Discovery of a mechanism that produces reactive oxygen species and invites cellular senescence
The breakthrough could be “basis for a new generation of anti-degeneration drugs."
The use of stem cells does not in itself solve the problem of aging, said in an interview with RIA Novosti chief geriatrician of the Ministry of health of Russian Federation, doctor of medical Sciences, Director of the Russian gerontological scientific clinical center Olga Tkacheva.
Every cell and every organism ages sooner or later. But why is this so? Scientists at the German Cancer Research Center in Heidelberg have now discovered for the first time a protein that represents a central switching point in the aging process. It controls the life span of an individual - from the fly to the human being. This opens up new possibilities for developing therapies against age-related diseases.
Scientists have long known that restricting calories can fend off physiological signs of aging, with studies in fruit flies, roundworms, rodents and even people showing that chronically slashing intake by about a third can reap myriad health benefits and, in some cases, extend lifespan.

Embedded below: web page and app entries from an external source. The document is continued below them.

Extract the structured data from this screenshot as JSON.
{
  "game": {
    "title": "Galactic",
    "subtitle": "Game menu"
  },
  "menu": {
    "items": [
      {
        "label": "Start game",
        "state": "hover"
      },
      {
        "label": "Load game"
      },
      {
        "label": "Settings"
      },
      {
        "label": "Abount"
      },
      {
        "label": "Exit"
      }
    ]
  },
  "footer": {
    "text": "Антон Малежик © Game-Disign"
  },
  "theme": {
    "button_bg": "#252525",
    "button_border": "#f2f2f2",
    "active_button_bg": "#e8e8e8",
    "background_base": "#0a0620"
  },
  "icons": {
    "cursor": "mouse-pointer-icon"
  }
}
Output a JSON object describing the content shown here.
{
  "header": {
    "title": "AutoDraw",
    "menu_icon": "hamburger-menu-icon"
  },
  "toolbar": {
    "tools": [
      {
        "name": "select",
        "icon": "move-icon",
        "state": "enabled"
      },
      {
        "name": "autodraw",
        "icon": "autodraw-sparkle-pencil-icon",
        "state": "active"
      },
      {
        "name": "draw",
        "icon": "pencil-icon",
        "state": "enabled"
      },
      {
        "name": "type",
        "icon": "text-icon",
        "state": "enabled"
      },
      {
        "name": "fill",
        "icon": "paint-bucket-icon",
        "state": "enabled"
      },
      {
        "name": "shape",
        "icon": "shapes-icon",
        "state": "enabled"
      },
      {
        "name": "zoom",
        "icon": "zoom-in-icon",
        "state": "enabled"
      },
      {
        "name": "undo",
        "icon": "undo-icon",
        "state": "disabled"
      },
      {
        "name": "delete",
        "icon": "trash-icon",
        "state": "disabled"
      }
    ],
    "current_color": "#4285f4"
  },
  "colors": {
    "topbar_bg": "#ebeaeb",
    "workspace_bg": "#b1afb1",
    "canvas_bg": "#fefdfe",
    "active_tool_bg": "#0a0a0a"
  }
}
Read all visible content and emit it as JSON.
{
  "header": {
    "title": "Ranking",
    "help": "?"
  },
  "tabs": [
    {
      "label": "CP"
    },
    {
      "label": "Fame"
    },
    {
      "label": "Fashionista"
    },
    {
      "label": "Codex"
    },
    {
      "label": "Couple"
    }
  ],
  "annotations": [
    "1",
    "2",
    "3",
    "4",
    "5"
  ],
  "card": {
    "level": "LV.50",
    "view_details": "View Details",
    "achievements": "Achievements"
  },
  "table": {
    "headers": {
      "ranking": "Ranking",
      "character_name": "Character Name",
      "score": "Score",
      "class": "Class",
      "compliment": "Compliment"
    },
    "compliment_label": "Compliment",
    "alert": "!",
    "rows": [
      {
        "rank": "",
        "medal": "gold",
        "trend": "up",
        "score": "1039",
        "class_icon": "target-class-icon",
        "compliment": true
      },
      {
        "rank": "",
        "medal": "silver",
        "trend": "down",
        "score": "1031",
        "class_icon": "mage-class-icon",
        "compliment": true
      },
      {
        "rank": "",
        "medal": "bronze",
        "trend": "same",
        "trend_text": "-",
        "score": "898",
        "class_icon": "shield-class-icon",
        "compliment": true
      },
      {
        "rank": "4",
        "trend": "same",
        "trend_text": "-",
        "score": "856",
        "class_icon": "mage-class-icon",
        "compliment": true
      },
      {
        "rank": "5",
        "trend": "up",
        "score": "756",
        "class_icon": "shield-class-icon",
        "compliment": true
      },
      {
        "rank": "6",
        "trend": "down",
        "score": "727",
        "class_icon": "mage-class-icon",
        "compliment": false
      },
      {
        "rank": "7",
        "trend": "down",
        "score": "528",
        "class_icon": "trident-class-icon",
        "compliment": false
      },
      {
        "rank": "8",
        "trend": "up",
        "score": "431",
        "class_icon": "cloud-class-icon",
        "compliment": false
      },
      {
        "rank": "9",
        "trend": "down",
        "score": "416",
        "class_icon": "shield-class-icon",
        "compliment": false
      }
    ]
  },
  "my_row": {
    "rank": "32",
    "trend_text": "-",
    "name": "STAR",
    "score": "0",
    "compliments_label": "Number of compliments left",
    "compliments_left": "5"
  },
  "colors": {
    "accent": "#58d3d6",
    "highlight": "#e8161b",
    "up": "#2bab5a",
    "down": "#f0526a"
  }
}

Researchers from several institutions, including, UCLA, Boston University, Stanford University and the Institute for Aging Research at Hebrew SeniorLife, analyzed blood samples from nearly 10,000 people to find that genetic markers in the gene responsible for keeping telomeres (tips of chromosomes) youthfully longer, did not translate into a younger biologic age as measured by changes in proteins coating the DNA. This study was recently published in the journal Nature Communications.